   The six-party talks -- which seek North Korea's denuclearization in return for economic and diplomatic incentives -- have not been held since December 2008, and the North threatened to quit them entirely after the U.N. imposed sanctions on Pyongyang for its nuclear and missile tests last spring.

   The State Department, however, said King will not be part of the U.S. delegation to the nuclear talks, a policy consistent with that of the Bush administration, which did not want to jeopardize the fragile multilateral forum.

   The human rights issue drew attention at the United Nations Human Rights Council in Geneva. On March 15, the U.N. special envoy on the North's human rights, Vivit Muntarbhorn, presented his latest report to the U.N. council which accused the North Korean regime of turning the country into a "big prison," controlling its population with widespread and "horrific" abuses.

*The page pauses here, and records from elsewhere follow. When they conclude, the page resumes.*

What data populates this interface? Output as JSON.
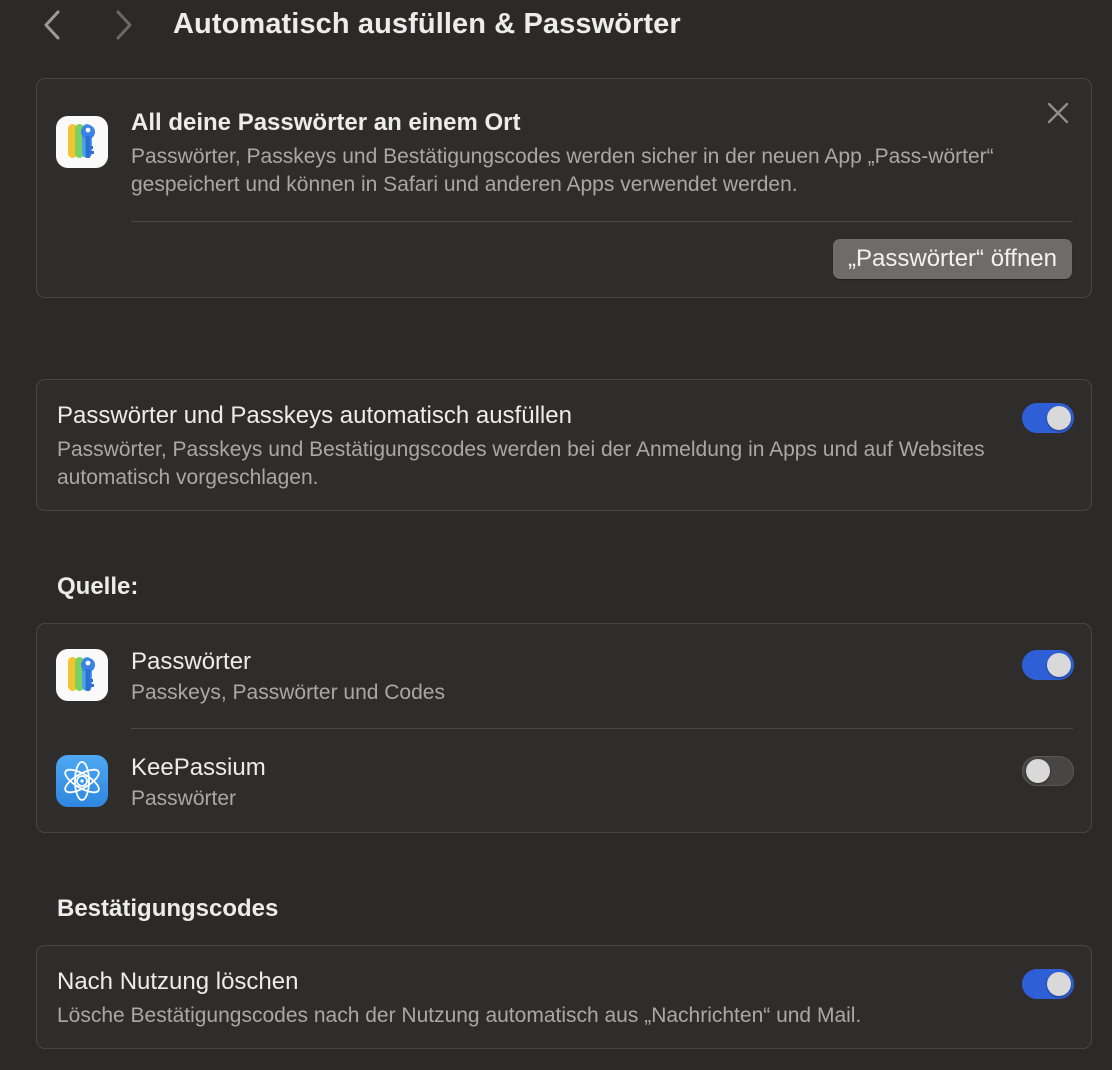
{
  "header": {
    "title": "Automatisch ausfüllen & Passwörter"
  },
  "banner": {
    "title": "All deine Passwörter an einem Ort",
    "text": "Passwörter, Passkeys und Bestätigungscodes werden sicher in der neuen App „Pass-wörter“ gespeichert und können in Safari und anderen Apps verwendet werden.",
    "open_button_label": "„Passwörter“ öffnen"
  },
  "autofill": {
    "title": "Passwörter und Passkeys automatisch ausfüllen",
    "description": "Passwörter, Passkeys und Bestätigungscodes werden bei der Anmeldung in Apps und auf Websites automatisch vorgeschlagen.",
    "enabled": true
  },
  "sources": {
    "header": "Quelle:",
    "items": [
      {
        "name": "Passwörter",
        "subtitle": "Passkeys, Passwörter und Codes",
        "icon": "passwords-app-icon",
        "enabled": true
      },
      {
        "name": "KeePassium",
        "subtitle": "Passwörter",
        "icon": "keepassium-app-icon",
        "enabled": false
      }
    ]
  },
  "codes": {
    "header": "Bestätigungscodes",
    "title": "Nach Nutzung löschen",
    "description": "Lösche Bestätigungscodes nach der Nutzung automatisch aus „Nachrichten“ und Mail.",
    "enabled": true
  },
  "colors": {
    "background": "#2b2a29",
    "card": "#2e2d2c",
    "toggle_on": "#2e5fd6",
    "toggle_off": "#474645",
    "secondary_text": "#a9a8a6"
  }
}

   The North Korean government runs a "state of fear" while people are denied sufficient quantities of food, the independent special rapporteur said, adding Pyongyang was running a "distorted" food policy which put the military ahead of ordinary citizens and left many without basic goods.

   Aid organizations, including the U.N.'s World Food Program, were also being prevented from functioning, in whole or in part, in North Korea, he told the council. Muntarbhorn said the country's national resources are distorted in favor of militarization and the ruling elite, he added, urging the government to change its "military first" policy to a one of "people first" with appropriate budget allocations.

   Muntarbhorn will step down from his role as rights envoy to the DPRK (North Korea) this year, after six years in the position. Reflecting on his tenure, the expert told reporters in Geneva that malnutrition has been predominant for many years. "Children are instrumentalized by the state," he said, while women's rights were also abused.

   The expert criticized the justice system in North Korea, saying it was subservient to the state. Impunity was rife and capital punishment was regularly used.

   Recent economic policies, including a re-evaluation of the currency has lead to "huge inflation" which was further hampering efforts by citizens to wean themselves off the state-controlled mechanisms and provide for their own basic needs, including food.

   The North Korean envoy to the U.N. in Geneva, Choe Myong-nam, refuted the report, saying the U.S., Japan and the European Union were working in "conspiracy, in an attempt to eliminate the DPRK under the pretext of human rights."

   On March 13, North Korea's state media said it does not recognize the legitimacy of the U.N. special envoy on its human rights, arguing that the system is a U.S. scheme to undermine its prestige. Under a 2004 U.N. mandate, Muntarbhorn, a Thai law professor, has been working as a special rapporteur on North Korean human rights. The mandate is due to end in June.

   In a report, the North's Korea Central News Agency (KCNA) declared that Pyongyang will never recognize the "ghost-like" special rapporteur, insisting that the system is a "leftover of the already defunct" U.N. committee on human rights.

   The KCNA charged that the United States, through the U.N. special rapporteur, is trying to "politicize the human rights issue" internationally.

   In January, Muntarbhorn also described human rights conditions in North Korea as "extremely grave," disclosing that the country has toughened measures to punish its people caught trying to flee the country.

  (END)